Step 2




In making global adjustments, the most obvious way to increase contrast is to use the Contrast slider in Lightroom’s Basic panel. While adjusting it, keep an eye on the histogram to avoid clipping highlights or shadows. After increasing the Contrast slider (set to +25 here), make a similar decrease in the Highlights (–25) and boost the Shadows (+25) to preserve detail in each region; for more midtone contrast, increase Clarity (+25). Use each slider with restraint to build a good foundational image.

Step 3




With the initial adjustments in Lightroom complete, it’s time to import the image into Photoshop CS6 (or CC). Two of the most critical adjustments to any image are global contrast and color cast corrections—this step achieves both. First, create a new Levels Adjustment layer. Then adjust each color channel (red, green, blue) separately by moving the black- and white-point sliders to the edge of the histogram. When done properly, setting the contrast will naturally saturate colors and restore vibrancy.

Step 4




Contrast adjustments do not always have to be made globally. Using simple masks in Photoshop for local adjustments, you can target changes to draw attention to (with higher contrast) or away from (lower contrast) specific areas. Here the rocks are getting a bit too dark in the shadow regions. Lighten them using a dodging layer: Create a new blank layer and fill it with 50% gray (Edit > Fill). Next change the layer’s blend mode to Soft Light. Then, with a soft, white brush set to low opacity (10%), paint to selectively lighten the shadows. (You can burn an area that is too light simply by changing the brush to black.)

Step 5




Among the many plug-ins for Photoshop, we like the tonal contrast filter in Nik’s Color Efex Pro 4 for its exceptionally good contrast control.
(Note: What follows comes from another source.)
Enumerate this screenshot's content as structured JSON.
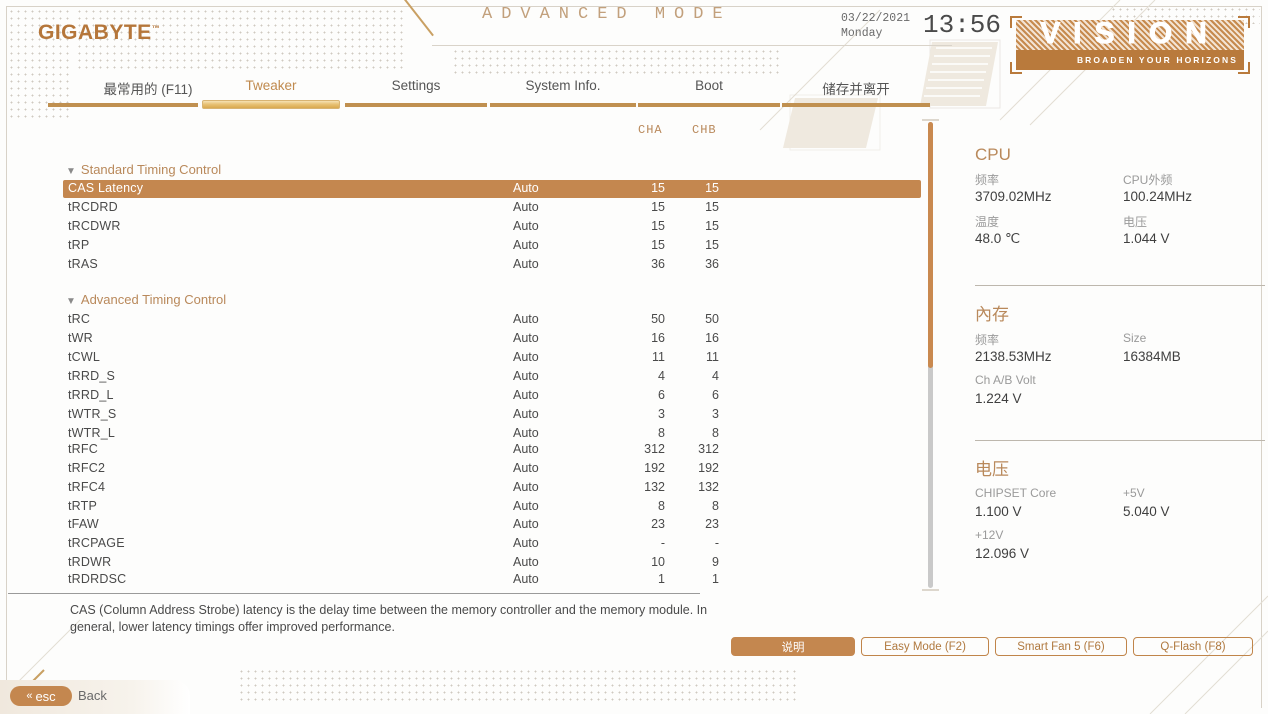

This filter provides another degree of refinement by targeting highlight, midtone, and shadow areas separately. First create an adjustment layer (Filters > Nik Collection > Color Efex Pro 4) and increase the contrast in the Highlights (+30) and Midtones (+30). This brings out detail and texture in the crashing waves. But to avoid affecting the sky, where adding structure to the clouds would have given the whole image an unnatural look, add a mask to the layer (Layer > Layer Mask > Hide All) and with a white brush paint on the mask to reveal only the water.

Final Step




Notice that with your contrast properly set, the colors are rich and saturated—no further adjustments are necessary. Back in Photoshop, it’s time to put the finishing touches on the image. Add a slight vignette to the bottom half to keep the viewer’s eye focused on the center of the image and prevent it from wandering out of the frame. One simple way to do this is to create another dodging layer (see Step 4). We used a soft, black brush set to low opacity to paint (Burn) in a vignette. After cloning out sensor dust spots using the Spot Healing Brush tool, and then sharpening the full image (Filter > Sharpen > Smart Sharpen), the finished photograph is ready for display. Making use of several complementary methods of contrast control, we’re able to profit from what each app does best and create a more visually dynamic image.

A physicist with a longtime passion for photography, Chris Tennnat lives in Virginia with his wife and three boys. His award-winning landscapes and waterfalls can be seen on his website.